It is not unusual for college students to not have their own cars, or not have the ability to travel long distances, such as going back home. Because of this, students have tried to look for ways to find people traveling to the location they need to go to in order to carpool. This causes all kinds of problems, the most prominent of which being the incredible danger it puts the student in. There is no way for the students to get background information on the driver or to be confident in their safety. That's why HiRide was born.
HiRide is a carpooling app especially for college students looking to travel longer distances. It provides students and parents with a level of security that will make the experience better for everyone. Like other carpooling or ride-sharing apps, the drivers are vetted to provide ease of mind for the riders. Once they are approved, drivers can enter into the app where they are going and when. From there, students can find drivers who are going to where they need to go and join the trip.
In an effort to provide more transparency, HiRide provides live GPS tracking of the route, both to the student and to other trusted parties, such as parents or roommates. This allows the other person to know exactly where the student is, in the event something goes wrong.

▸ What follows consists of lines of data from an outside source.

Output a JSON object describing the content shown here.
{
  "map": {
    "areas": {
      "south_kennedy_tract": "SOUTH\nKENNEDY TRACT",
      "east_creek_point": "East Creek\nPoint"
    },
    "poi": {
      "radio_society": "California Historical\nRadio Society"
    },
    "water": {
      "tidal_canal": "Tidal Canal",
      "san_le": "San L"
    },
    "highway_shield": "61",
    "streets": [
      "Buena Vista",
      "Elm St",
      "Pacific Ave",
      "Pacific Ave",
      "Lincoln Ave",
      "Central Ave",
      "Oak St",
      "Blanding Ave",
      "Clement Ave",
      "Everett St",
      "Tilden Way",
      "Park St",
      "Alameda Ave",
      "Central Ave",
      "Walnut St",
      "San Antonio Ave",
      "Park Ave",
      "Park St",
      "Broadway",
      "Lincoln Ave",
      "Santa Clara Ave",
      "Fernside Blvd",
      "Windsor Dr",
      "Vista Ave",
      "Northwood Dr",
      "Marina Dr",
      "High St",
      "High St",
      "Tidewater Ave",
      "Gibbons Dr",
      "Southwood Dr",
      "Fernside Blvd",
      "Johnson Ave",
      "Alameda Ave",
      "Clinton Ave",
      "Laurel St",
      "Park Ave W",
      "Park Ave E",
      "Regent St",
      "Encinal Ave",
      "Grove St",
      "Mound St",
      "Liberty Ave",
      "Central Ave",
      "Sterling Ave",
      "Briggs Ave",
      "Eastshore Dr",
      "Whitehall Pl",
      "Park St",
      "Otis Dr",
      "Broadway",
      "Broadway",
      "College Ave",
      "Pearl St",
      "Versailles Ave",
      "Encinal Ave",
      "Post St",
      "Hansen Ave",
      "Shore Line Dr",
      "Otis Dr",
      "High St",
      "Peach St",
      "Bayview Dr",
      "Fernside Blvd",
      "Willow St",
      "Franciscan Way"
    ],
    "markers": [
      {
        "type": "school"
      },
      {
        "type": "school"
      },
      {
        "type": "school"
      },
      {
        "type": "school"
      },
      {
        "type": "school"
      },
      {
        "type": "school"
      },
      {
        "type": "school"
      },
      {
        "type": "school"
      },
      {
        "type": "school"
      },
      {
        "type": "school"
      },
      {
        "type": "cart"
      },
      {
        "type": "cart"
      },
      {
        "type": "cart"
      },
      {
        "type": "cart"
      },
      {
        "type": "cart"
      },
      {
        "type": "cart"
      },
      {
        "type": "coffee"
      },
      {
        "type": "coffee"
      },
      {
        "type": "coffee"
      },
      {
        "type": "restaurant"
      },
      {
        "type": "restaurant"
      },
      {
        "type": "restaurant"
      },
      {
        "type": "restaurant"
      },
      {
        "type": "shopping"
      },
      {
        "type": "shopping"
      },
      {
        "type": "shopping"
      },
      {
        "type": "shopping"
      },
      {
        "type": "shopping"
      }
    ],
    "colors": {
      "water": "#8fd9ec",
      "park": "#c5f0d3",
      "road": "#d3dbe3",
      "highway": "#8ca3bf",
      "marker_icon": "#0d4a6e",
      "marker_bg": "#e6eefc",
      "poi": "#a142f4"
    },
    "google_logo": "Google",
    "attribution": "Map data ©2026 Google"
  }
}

One of the biggest benefits of the app is that it tries to pair drivers and riders together that will enjoy traveling together. This allows the student to actively engage with the driver, rather than just being a passenger in the car. Traveling long distances with someone who you have nothing in common with is far less fun than traveling with someone you can talk to.
HiRide is currently available in a testing phase, with plans to expand in the near future. You can find out more on their website.
Scott is a developer who has worked on projects of varying sizes, including all of the PLUGHITZ Corporation properties. He is also known in the gaming world for his time supporting the rhythm game community, through DDRLover and hosting tournaments throughout the Tampa Bay Area. Currently, when he is not working on software projects or hosting F5 Live: Refreshing Technology, Scott can often be found returning to his high school days working with the Foundation for Inspiration and Recognition of Science and Technology (FIRST), mentoring teams and helping with ROBOTICON Tampa Bay. He has also helped found a student software learning group, the ASCII Warriors, currently housed at AMRoC Fab Lab.
Daniele is a student at Florida Polytechnic University who is studying Computer Science with a concentration in Cyber Security. In High School, she was introduced to the science and technology world through the Foundation for Inspiration and Recognition of Science and Technology (FIRST), a robotics foundation where students of varying ages can compete through tasks that their robots perform. With help from mentors she met through FIRST, she became interested in programming and developing. Today, Daniele is a special events host for F5 Live: Refreshing Technology and PLuGHiTz Live Special Events and a co-host for both The New Product Launchpad and FIRST Looks.